British | Indian

My mum was born and raised in South East London / Kent. Her mother was Irish Catholic from Dublin and her father was from London of English and Scottish descent. My dad is ethnically Indian and was born and raised in Uganda and Kenya before coming (alone) to school in the UK in 1954. The story goes that they met on Curzon Street in London. Dad was driving a red sportswear and Mum was out with a friend. The three of them went for a drink at the Hard Rock Cafe. I grew up in Surrey, just outside South West London. My parents bought the house I grew up in before they married and moved out when I was 22.

As a kid I was quite pedantic about ages and amounts so growing up I’d always say that I was half Indian, quarter Irish, an eighth English and an eighth Scottish. Over time I’ve tried to find simpler ways to say that but the rest I can do is to combine the English and Scottish into White British. I’m straight. I don’t follow a religion, but my mother is Catholic, and my father is Muslim. Their religions are culturally important to both of them and play a role in our family history, so I identify with both culturally to a certain extent. I have been told that isn’t allowed/possible in the past by people with much simpler family histories.

Honestly, I don’t remember a time when I wasn’t aware of my mixed identity. There was one other set of cousins in the family that was mixed but otherwise everyone else was one or the other. When I was 10 we were told to write a letter for a competition run by the Royal Mail. It had to be on the theme ‘letters of change’ and we could write to anyone. I addressed my letter to Racism. So, it was something that was already present for me at that age. I won £50 and was asked to read it out at the prize giving on my last day of primary school. The headteacher skipped past my reading in rehearsal and at the event but my form teacher made sure that I read it out. I remember the parent of a girl I knew coming up to me in the chapel afterwards to talk to me about what I wrote. Shortly afterwards, she and her family moved back to Northern Ireland and soon after that, one of her children died in the Omagh bombing.

I grew up in very White spaces and there were not many people of colour in my life except for my immediate family. One girl at primary school was mixed and none at secondary that I recall. Although there were a few people of colour from different ethnicities. At university, there were a few of us on my course who were mixed-race and that was really the first time I’d had a chance to meet anyone, but I wasn’t especially close to anyone.

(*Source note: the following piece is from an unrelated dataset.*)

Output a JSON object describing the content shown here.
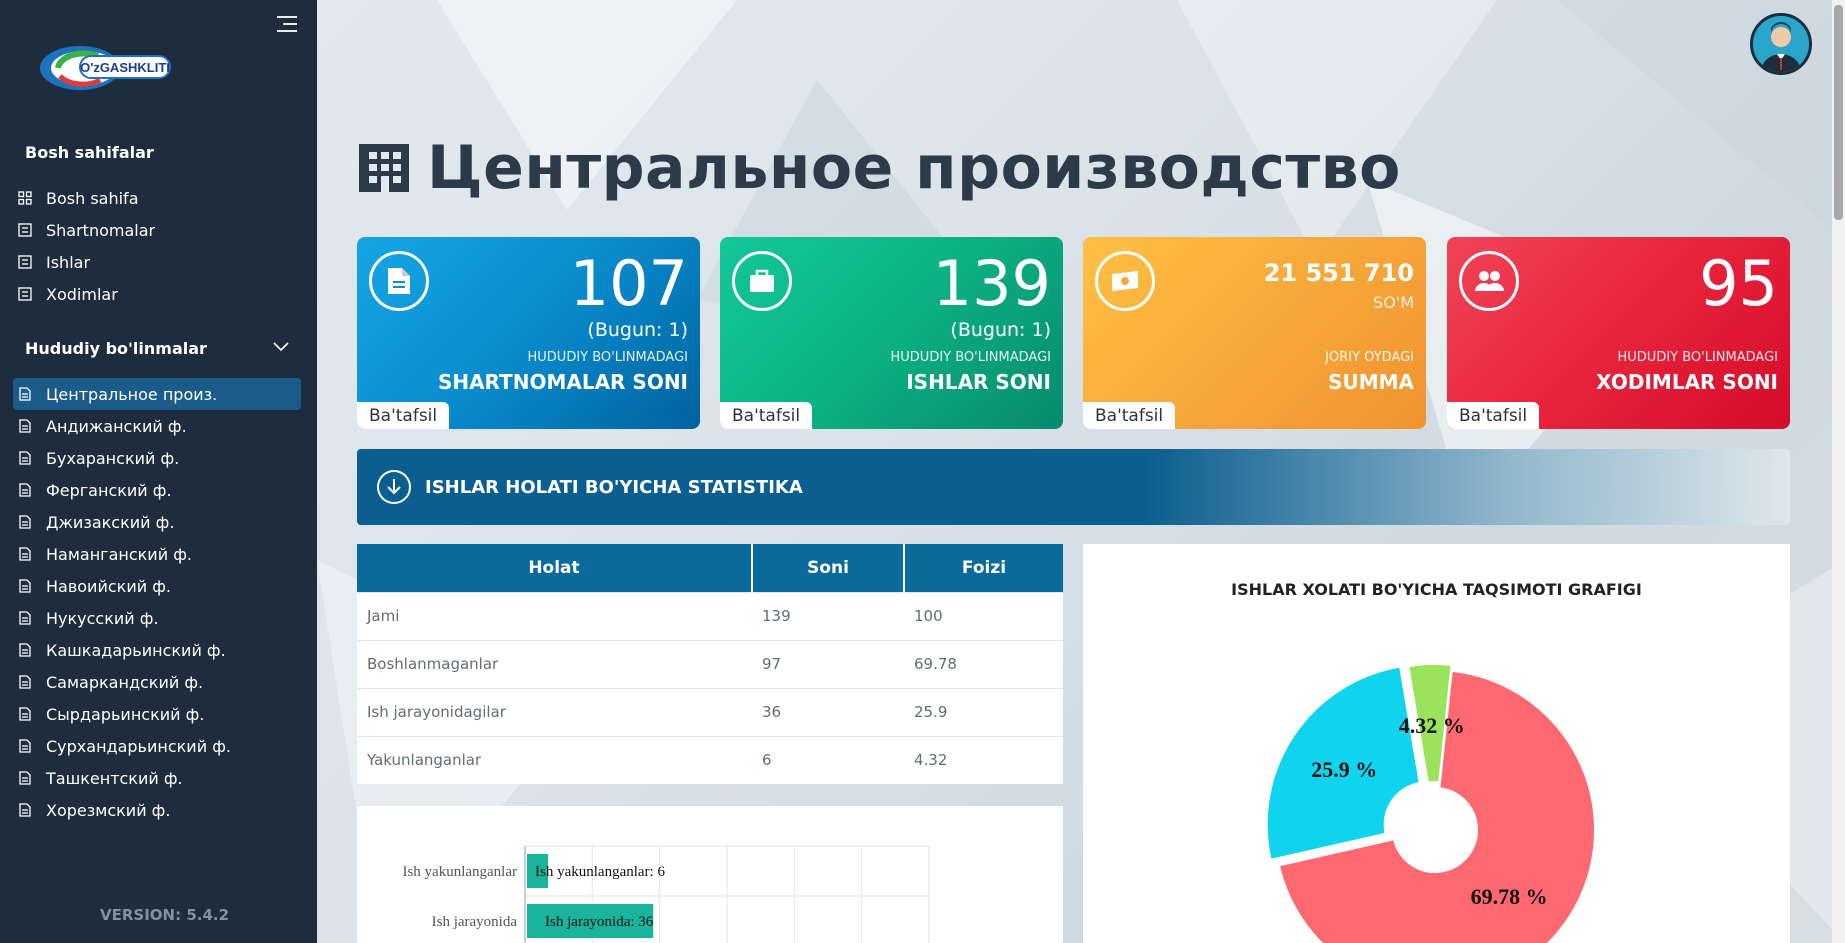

My most significant relationships have been with White guys, but I have dated other mixed-race people. It’s not something that’s especially key for me. An open mind, thoughtfulness and intelligence are more important to me. People of any shade can have or lack these traits.

I’m not sure I’ve encountered many stereotypes that are aimed at mixed-race in particular. Although you don’t belong in one ‘camp’ or the other, so there’s always the chance that you’ll be welcomed or rejected. You’re a curiosity for both groups. A lot of people make assumptions about how I identify and how I might feel about my background. That’s based on their experiences, their lenses, their stereotypes, not mine. A number of people have commented to me that I look more Indian than my sisters, that I have an Indian nose, for example, which is factually incorrect. I have my mother’s nose, including her freckles. It’s an Irish nose that she got from her mother.

People have commented that I ‘pass as White’ as though that’s an inherently good thing. But it isn’t. Because I ‘pass’ I overhear conversations that people would not have in the presence of someone more obviously of colour than me. Every mixed-race person is different, their stories and journeys are different. To assume that we have anything in common is naïve, but people haven’t learnt that yet.

I remember at school people used to ask, ‘if you could be born any time in history, when would you be born’. As I grew older, I realised that actually if I was coming back in the body that I have, I wouldn’t want to come back in another era. Having a White mother and a Brown father would have been utterly unacceptable in most of our history unless you happened to be born to specific individuals in history - which, of course, I am not. I recognise that there has been progress but there’s a long way to go.

People of mixed-race are uniquely positioned to bring groups which - in many cases - remain segregated together. We neither belong wholly to one group or another, nor are we dismissed. We are less scary because we are familiar despite our difference. That gives us a power if we can learn to use it for good.